Input data –
┌──
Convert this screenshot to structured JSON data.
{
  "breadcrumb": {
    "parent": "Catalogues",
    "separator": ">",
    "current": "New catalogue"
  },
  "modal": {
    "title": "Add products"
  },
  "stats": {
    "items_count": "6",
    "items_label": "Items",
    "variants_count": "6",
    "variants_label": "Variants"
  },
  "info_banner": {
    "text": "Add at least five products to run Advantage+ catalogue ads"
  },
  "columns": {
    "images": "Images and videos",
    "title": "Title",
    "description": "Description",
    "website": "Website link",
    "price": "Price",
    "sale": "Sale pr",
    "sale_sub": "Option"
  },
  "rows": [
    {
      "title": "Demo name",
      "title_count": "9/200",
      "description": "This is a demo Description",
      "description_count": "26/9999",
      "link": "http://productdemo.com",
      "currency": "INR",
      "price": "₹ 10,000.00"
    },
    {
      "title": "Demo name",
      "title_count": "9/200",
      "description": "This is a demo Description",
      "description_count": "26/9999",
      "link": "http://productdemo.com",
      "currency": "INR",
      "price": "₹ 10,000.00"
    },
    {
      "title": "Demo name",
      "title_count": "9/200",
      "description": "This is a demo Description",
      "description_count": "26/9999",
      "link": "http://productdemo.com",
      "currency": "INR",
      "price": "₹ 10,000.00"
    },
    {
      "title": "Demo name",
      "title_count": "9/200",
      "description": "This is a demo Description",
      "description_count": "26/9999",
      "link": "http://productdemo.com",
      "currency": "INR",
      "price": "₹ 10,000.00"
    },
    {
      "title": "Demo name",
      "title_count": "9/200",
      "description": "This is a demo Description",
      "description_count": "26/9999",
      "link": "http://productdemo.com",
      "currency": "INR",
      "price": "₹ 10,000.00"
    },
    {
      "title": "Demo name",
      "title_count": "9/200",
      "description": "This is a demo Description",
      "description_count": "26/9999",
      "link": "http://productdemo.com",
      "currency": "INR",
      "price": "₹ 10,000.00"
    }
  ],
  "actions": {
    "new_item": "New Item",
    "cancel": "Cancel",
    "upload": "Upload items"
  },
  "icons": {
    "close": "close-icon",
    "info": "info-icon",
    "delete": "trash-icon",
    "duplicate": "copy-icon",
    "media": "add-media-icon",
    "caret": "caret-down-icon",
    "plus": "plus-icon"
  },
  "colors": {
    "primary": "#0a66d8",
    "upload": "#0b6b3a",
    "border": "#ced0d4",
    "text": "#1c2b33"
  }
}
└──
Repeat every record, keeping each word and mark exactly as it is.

Response box –
Convert this screenshot to structured JSON data.
{
  "breadcrumb": {
    "parent": "Catalogues",
    "separator": ">",
    "current": "New catalogue"
  },
  "modal": {
    "title": "Add products"
  },
  "stats": {
    "items_count": "6",
    "items_label": "Items",
    "variants_count": "6",
    "variants_label": "Variants"
  },
  "info_banner": {
    "text": "Add at least five products to run Advantage+ catalogue ads"
  },
  "columns": {
    "images": "Images and videos",
    "title": "Title",
    "description": "Description",
    "website": "Website link",
    "price": "Price",
    "sale": "Sale pr",
    "sale_sub": "Option"
  },
  "rows": [
    {
      "title": "Demo name",
      "title_count": "9/200",
      "description": "This is a demo Description",
      "description_count": "26/9999",
      "link": "http://productdemo.com",
      "currency": "INR",
      "price": "₹ 10,000.00"
    },
    {
      "title": "Demo name",
      "title_count": "9/200",
      "description": "This is a demo Description",
      "description_count": "26/9999",
      "link": "http://productdemo.com",
      "currency": "INR",
      "price": "₹ 10,000.00"
    },
    {
      "title": "Demo name",
      "title_count": "9/200",
      "description": "This is a demo Description",
      "description_count": "26/9999",
      "link": "http://productdemo.com",
      "currency": "INR",
      "price": "₹ 10,000.00"
    },
    {
      "title": "Demo name",
      "title_count": "9/200",
      "description": "This is a demo Description",
      "description_count": "26/9999",
      "link": "http://productdemo.com",
      "currency": "INR",
      "price": "₹ 10,000.00"
    },
    {
      "title": "Demo name",
      "title_count": "9/200",
      "description": "This is a demo Description",
      "description_count": "26/9999",
      "link": "http://productdemo.com",
      "currency": "INR",
      "price": "₹ 10,000.00"
    },
    {
      "title": "Demo name",
      "title_count": "9/200",
      "description": "This is a demo Description",
      "description_count": "26/9999",
      "link": "http://productdemo.com",
      "currency": "INR",
      "price": "₹ 10,000.00"
    }
  ],
  "actions": {
    "new_item": "New Item",
    "cancel": "Cancel",
    "upload": "Upload items"
  },
  "icons": {
    "close": "close-icon",
    "info": "info-icon",
    "delete": "trash-icon",
    "duplicate": "copy-icon",
    "media": "add-media-icon",
    "caret": "caret-down-icon",
    "plus": "plus-icon"
  },
  "colors": {
    "primary": "#0a66d8",
    "upload": "#0b6b3a",
    "border": "#ced0d4",
    "text": "#1c2b33"
  }
}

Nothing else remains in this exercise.